Hello, everybody! As you may know, many people in Fukushima Prefecture lost their homes due to the earthquake of March 11, 2011. Virtually all these people lived along the east coast. Some people lost their homes because of the damage caused by the seismic energy itself. Some lost their homes due to the tsunami that occurred shortly after the earthquake. And some people lost their homes because the homes themselves were to close to the nuclear power plant. (There is an area around the plant that was evacuated due to the meltdowns, and much of that area is still closed off today.)
Last week I rode my bike to the northern part of Fukushima City to shop at Aeon shopping center. It’s a little far for me (at least twenty minutes or more by bike) so I don’t usually go to that particular shopping center. But this time, I looked around the neighborhood.
There are homes in this area which are temporary housing for evacuees. (Even thought they are considered temporary, they are still being lived in now, almost six years later.)
So there you can see them. Very, very VERY small. Japan is known for small housing. But we’re not in Tokyo. This is Fukushima–the countryside–where people tend to have larger housing. And remember these people came from the rural part of Fukushima Prefecture, so many of them probably once lived in houses that were quite large. Farmhouses with lots of land, and so on. So this temporary housing must seem very cramped and uncomfortable to them.

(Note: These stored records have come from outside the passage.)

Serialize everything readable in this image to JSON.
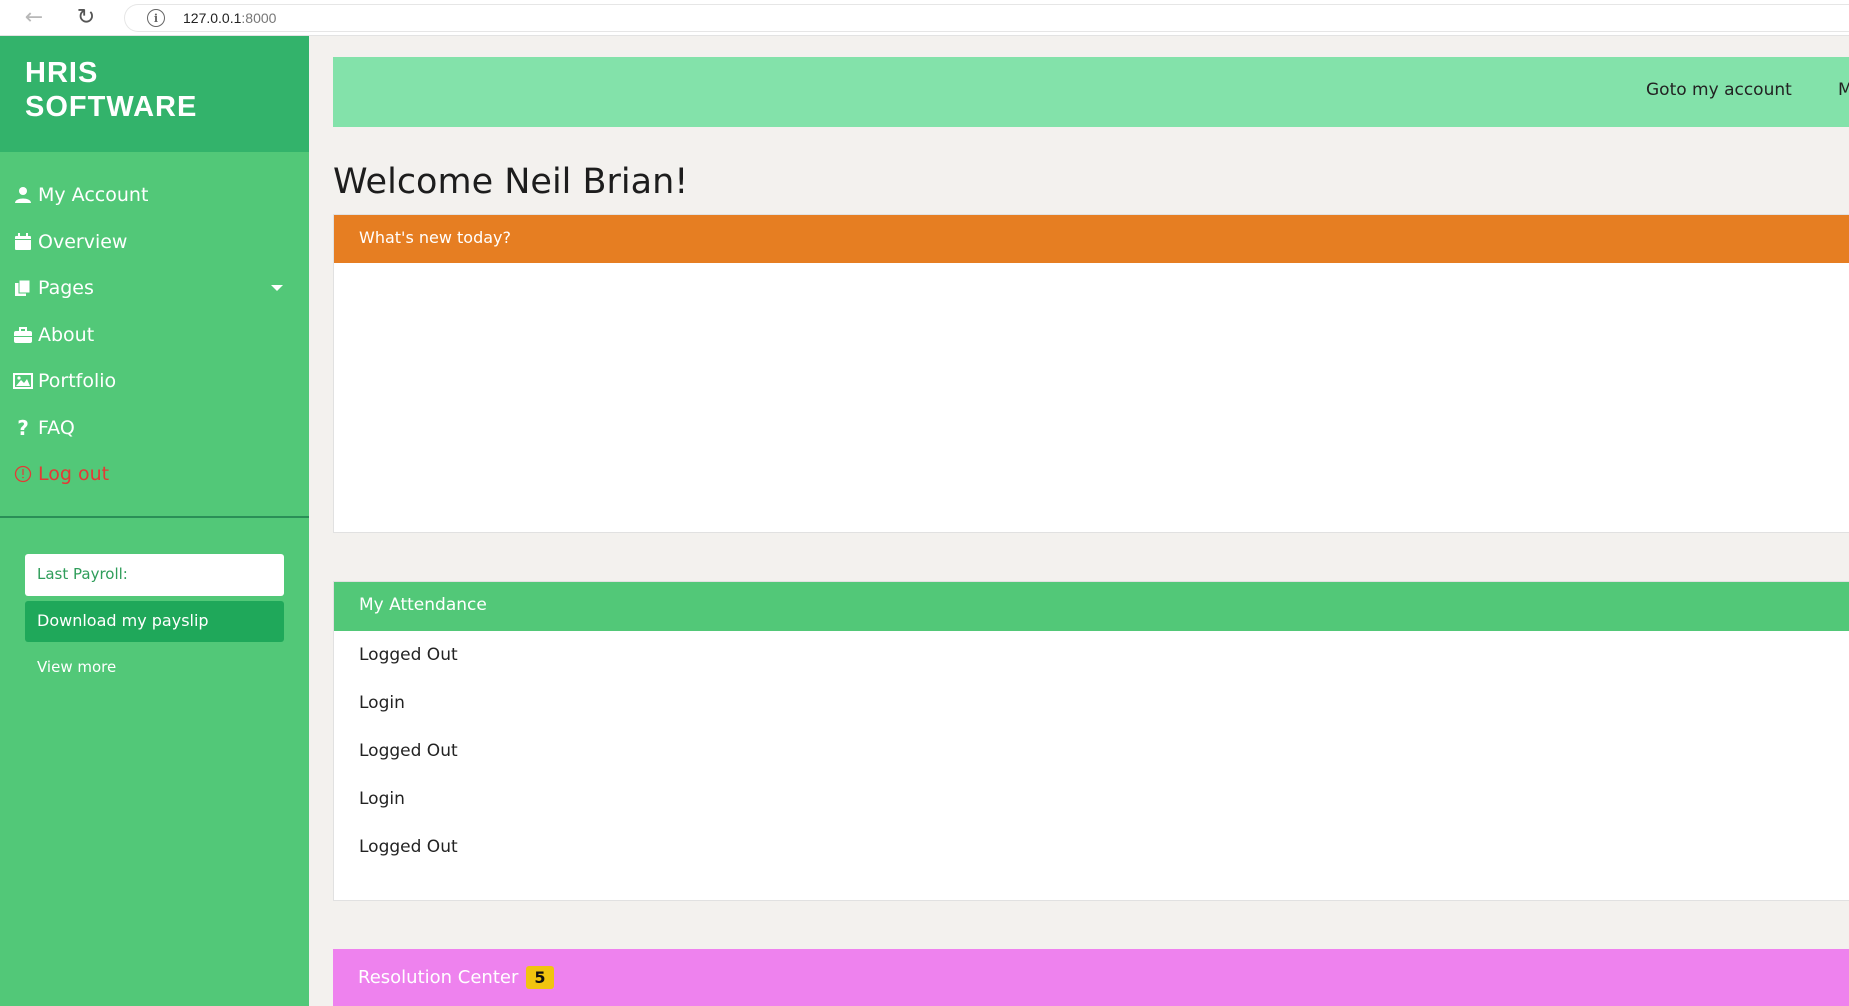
{
  "browser": {
    "back_icon": "←",
    "reload_icon": "↻",
    "info_icon": "i",
    "url_host": "127.0.0.1",
    "url_port": ":8000"
  },
  "sidebar": {
    "brand_line1": "HRIS",
    "brand_line2": "SOFTWARE",
    "items": [
      {
        "label": "My Account",
        "icon": "user-icon"
      },
      {
        "label": "Overview",
        "icon": "calendar-icon"
      },
      {
        "label": "Pages",
        "icon": "copy-icon"
      },
      {
        "label": "About",
        "icon": "briefcase-icon"
      },
      {
        "label": "Portfolio",
        "icon": "image-icon"
      },
      {
        "label": "FAQ",
        "icon": "question-icon"
      },
      {
        "label": "Log out",
        "icon": "power-icon"
      }
    ],
    "last_payroll_label": "Last Payroll:",
    "download_payslip_label": "Download my payslip",
    "view_more_label": "View more"
  },
  "topbar": {
    "goto_account_label": "Goto my account",
    "cut_text": "M"
  },
  "main": {
    "welcome": "Welcome Neil Brian!",
    "news_title": "What's new today?",
    "attendance_title": "My Attendance",
    "attendance": [
      "Logged Out",
      "Login",
      "Logged Out",
      "Login",
      "Logged Out"
    ],
    "resolution_title": "Resolution Center",
    "resolution_count": "5"
  },
  "colors": {
    "sidebar": "#52c878",
    "brand": "#33b36b",
    "topbar": "#83e2aa",
    "news_header": "#e67e22",
    "attendance_header": "#52c878",
    "resolution_header": "#ee82ee",
    "badge": "#f1c40f",
    "logout": "#e53935"
  }
}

You can see the doors. Each door represents a different home.
You can see the pink roof of the AEON shopping center in the background. One can buy almost anything there (including food) so these evacuees are probably happy that shopping is conveniently located…(at least they have that.)
I took this photo to show how little space there is. No place for gardening, for grandchildren to play.

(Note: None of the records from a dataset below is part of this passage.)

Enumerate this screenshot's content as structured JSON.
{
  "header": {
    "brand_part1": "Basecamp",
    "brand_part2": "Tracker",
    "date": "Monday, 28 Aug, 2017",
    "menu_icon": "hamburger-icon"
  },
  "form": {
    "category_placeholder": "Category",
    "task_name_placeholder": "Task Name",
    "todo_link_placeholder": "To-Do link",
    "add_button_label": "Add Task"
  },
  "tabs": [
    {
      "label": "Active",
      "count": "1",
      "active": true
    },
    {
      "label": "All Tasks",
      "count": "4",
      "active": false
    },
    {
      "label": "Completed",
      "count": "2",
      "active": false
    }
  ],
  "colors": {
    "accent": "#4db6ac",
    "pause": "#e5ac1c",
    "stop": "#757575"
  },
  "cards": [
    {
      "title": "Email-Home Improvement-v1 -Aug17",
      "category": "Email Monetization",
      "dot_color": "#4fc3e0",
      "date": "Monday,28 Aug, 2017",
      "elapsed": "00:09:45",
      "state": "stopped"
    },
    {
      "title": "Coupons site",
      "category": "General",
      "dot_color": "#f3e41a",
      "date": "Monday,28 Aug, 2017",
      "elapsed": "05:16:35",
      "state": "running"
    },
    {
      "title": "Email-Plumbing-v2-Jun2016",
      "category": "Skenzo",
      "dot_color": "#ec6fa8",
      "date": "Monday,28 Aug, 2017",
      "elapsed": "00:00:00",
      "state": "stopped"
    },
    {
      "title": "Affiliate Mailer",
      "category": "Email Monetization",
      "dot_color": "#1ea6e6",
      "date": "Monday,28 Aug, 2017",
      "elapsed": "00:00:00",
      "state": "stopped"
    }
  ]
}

There was nobody out and about so I didn’t talk to anybody while I was there.
Okay, this is across from the temporary housing. You can see that the regular houses (NOT temporary housing) in this Fukushima neighborhood are quite nice. These are what typical middle or upper middle class people here might live in. (That white house is especially nice–it’s actually a little more spectacular than typical houses in Japan.)
Some sort of religious center? I wasn’t sure what this was.
Here I am on my bicycle heading back to my home. The twenty plus minute journey! The houses here are VERY typical. Just regular homes for Fukushima City dwellers. I live on the other side of that mountain in the background. My area is downtown, whereas this area in the photos is not the city center.
This is a photo of a poster. Sorry, it’s all in Japanese, but it tells of the upcoming memorials that will take place in Fukushima City on the anniversary of the earthquake for 2017. (March 11th) I always try to go to the memorial downtown and look at the candles and think about the victims and pray for them.
6 thoughts on “Temporary Housing in Fukushima City”
You certainly have opened my eyes, Amy. Thanks for the investigative update. Makes me even more greatful 4 all I have. Mary sue
LikeLiked by 1 person
Is this MY Mary Sue from Wichita, Kansas? Thank you for reading the blog! I hope you are doing well.
Hi, Amy. I live in Koriyama City. We have similar units here in Koriyama and the surrounding area. It is heartbreaking to see them and think about the people who have no choice but to live there. I know someone who works with the “radiation refugees” on a regular basis. Her stories are humbling. Thank you for all the photos and posts you provide in your blog. When I was at a supermarket last Saturday, March 11th, there was an announcement right before 14:46. At 14:46 there was a moment of silence in the store. Sobering. Six years have passed, but there are many more things that need to be done for Fukushima.
Hi, my Fellow Fukushimer! It is heartbreaking, isn’t it…..:-( Actually there are some temporary housing sort of nearish my home…..but going by them on my bicycle I would not be aware that is what they are (temporary housing) unless I sort of know by other means. The houses just look like government housing type homes, if one is not aware. KWIM? But it’s important to know the back story–that the residents were uprooted by the earthquake and the meltdowns. Actually, at the homes near me, I was talking to a woman living there…and she was surprised by me being a foreigner, so I was interested in her life and she was interested in mine!
LikeLiked by 1 person
I just purchased your book, Bradley Lobue!!!!!! I will read it this weekend. We will be visiting the in-laws during this three day weekend! 🙂 Thanks for writing and publishing a book about 3/11!
LikeLiked by 1 person
Thank you very much for purchasing my book, Amy! I hope that you find it interesting. I originally wrote it as a way for my family and friends back in the States to understand what it was like. I soon realized that it was also a great way to inform the public in general about the situation here.
Have a great weekend. Thanks for your support!